As observed in birds (Banks, 1991; Rupley, 1999; Benez, 2001), ratites (Huchzermeyer, 2000; Blue-McLendon and Green, 2010), carijo hawks (Santos, 2001) and rheas (Fortes et al., 2009), eosinophils found in rheas in the present study may also have bilobular or trilobular nucleus.
As argued above, one of the advantages of ratite eggshell as an archaeological dating material, especially for cave sites, is that it is extremely unlikely to have entered the deposit other than through direct human activity.
Five years ago, ratites (emus, ostrich, rheas) were all selling at high prices.
Ratites (rah-tit) are a group of large flightless birds.
El avestruz pertenece al grupo de los Ratite del que se conocen varios Ordenes: entre ellos el Orden Struthioniformes, al cual pertenece el avestruz que habita en desiertos y sabanas de Africa y la peninsula Arabiga.
Saying that, however, I've certainly seen no evidence of ratite relations occurring yet - though the stags have been displaying and strutting around beautifully for weeks now.
Joe Haid, editor of several magazines about the ratite industry, says emu oil is an "inert ingredient" in sunscreens, shampoos, perfumes, and lotions.
Like other ratite birds including the ostrich, cassowary, rhea and kiwi, this bird can neither fly nor run.
The epididymis and its the development in ratite birds (Ostrich, Emu, Rhea).
The researchers conclude that, while clearly members of the ratite group, moas diverged from other ratites early in their evolution.
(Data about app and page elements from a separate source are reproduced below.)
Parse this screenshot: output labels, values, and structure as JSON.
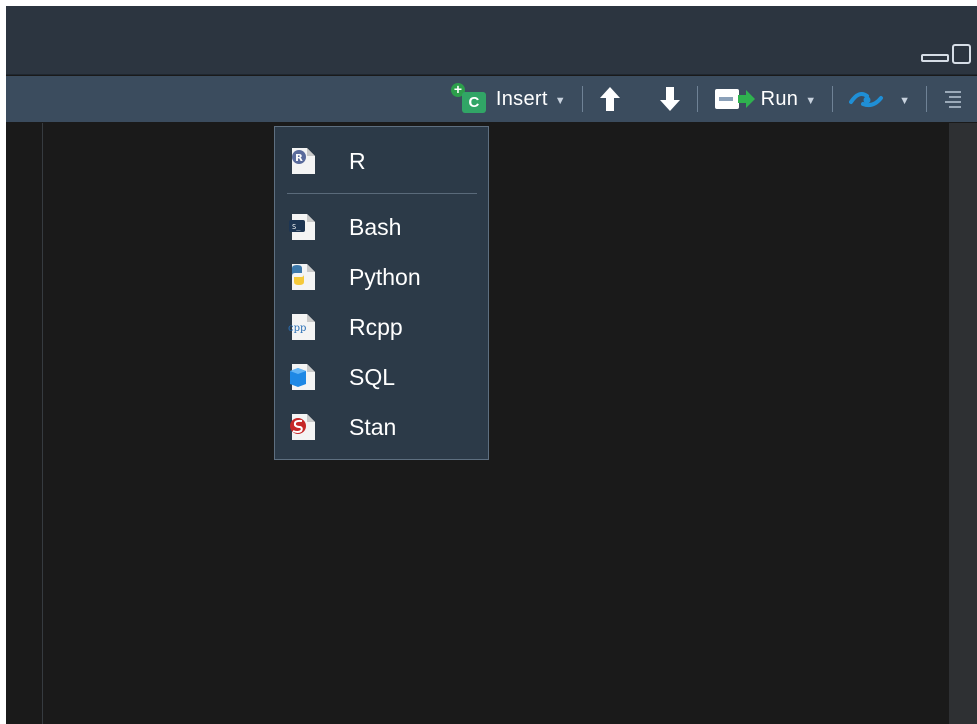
{
  "toolbar": {
    "insert": {
      "label": "Insert",
      "icon": "insert-chunk-icon",
      "badge": "C"
    },
    "move_up": {
      "icon": "arrow-up-icon"
    },
    "move_down": {
      "icon": "arrow-down-icon"
    },
    "run": {
      "label": "Run",
      "icon": "run-icon"
    },
    "publish": {
      "icon": "publish-icon"
    },
    "outline": {
      "icon": "outline-icon"
    }
  },
  "insert_menu": {
    "items": [
      {
        "label": "R",
        "icon": "r-file-icon"
      },
      {
        "label": "Bash",
        "icon": "bash-file-icon"
      },
      {
        "label": "Python",
        "icon": "python-file-icon"
      },
      {
        "label": "Rcpp",
        "icon": "rcpp-file-icon"
      },
      {
        "label": "SQL",
        "icon": "sql-file-icon"
      },
      {
        "label": "Stan",
        "icon": "stan-file-icon"
      }
    ]
  },
  "colors": {
    "toolbar_bg": "#3b4c5e",
    "topbar_bg": "#2c3540",
    "editor_bg": "#1a1a1a",
    "menu_bg": "#2c3a48",
    "accent_green": "#31a566",
    "accent_blue": "#1f8fd6"
  }
}
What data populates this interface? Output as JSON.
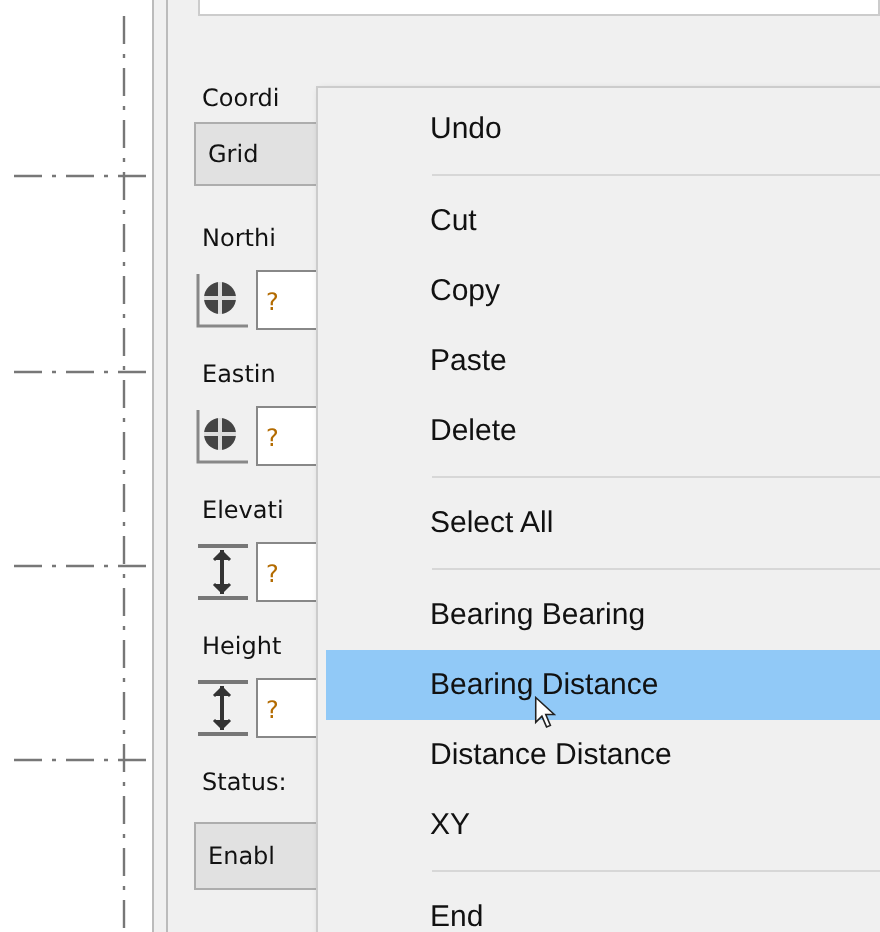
{
  "panel": [
    {
      "kind": "label",
      "text": "Coordi"
    },
    {
      "kind": "dropdown",
      "value": "Grid"
    },
    {
      "kind": "label",
      "text": "Northi"
    },
    {
      "kind": "target-field",
      "value": "?"
    },
    {
      "kind": "label",
      "text": "Eastin"
    },
    {
      "kind": "target-field",
      "value": "?"
    },
    {
      "kind": "label",
      "text": "Elevati"
    },
    {
      "kind": "height-field",
      "value": "?"
    },
    {
      "kind": "label",
      "text": "Height"
    },
    {
      "kind": "height-field",
      "value": "?"
    },
    {
      "kind": "label",
      "text": "Status:"
    },
    {
      "kind": "button",
      "text": "Enabl"
    }
  ],
  "context_menu": [
    {
      "kind": "item",
      "label": "Undo",
      "selected": false
    },
    {
      "kind": "separator"
    },
    {
      "kind": "item",
      "label": "Cut",
      "selected": false
    },
    {
      "kind": "item",
      "label": "Copy",
      "selected": false
    },
    {
      "kind": "item",
      "label": "Paste",
      "selected": false
    },
    {
      "kind": "item",
      "label": "Delete",
      "selected": false
    },
    {
      "kind": "separator"
    },
    {
      "kind": "item",
      "label": "Select All",
      "selected": false
    },
    {
      "kind": "separator"
    },
    {
      "kind": "item",
      "label": "Bearing Bearing",
      "selected": false
    },
    {
      "kind": "item",
      "label": "Bearing Distance",
      "selected": true
    },
    {
      "kind": "item",
      "label": "Distance Distance",
      "selected": false
    },
    {
      "kind": "item",
      "label": "XY",
      "selected": false
    },
    {
      "kind": "separator"
    },
    {
      "kind": "item",
      "label": "End",
      "selected": false
    }
  ]
}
The phylogeny and relationships of ratite birds as indicated by DNA-DNA hybridization.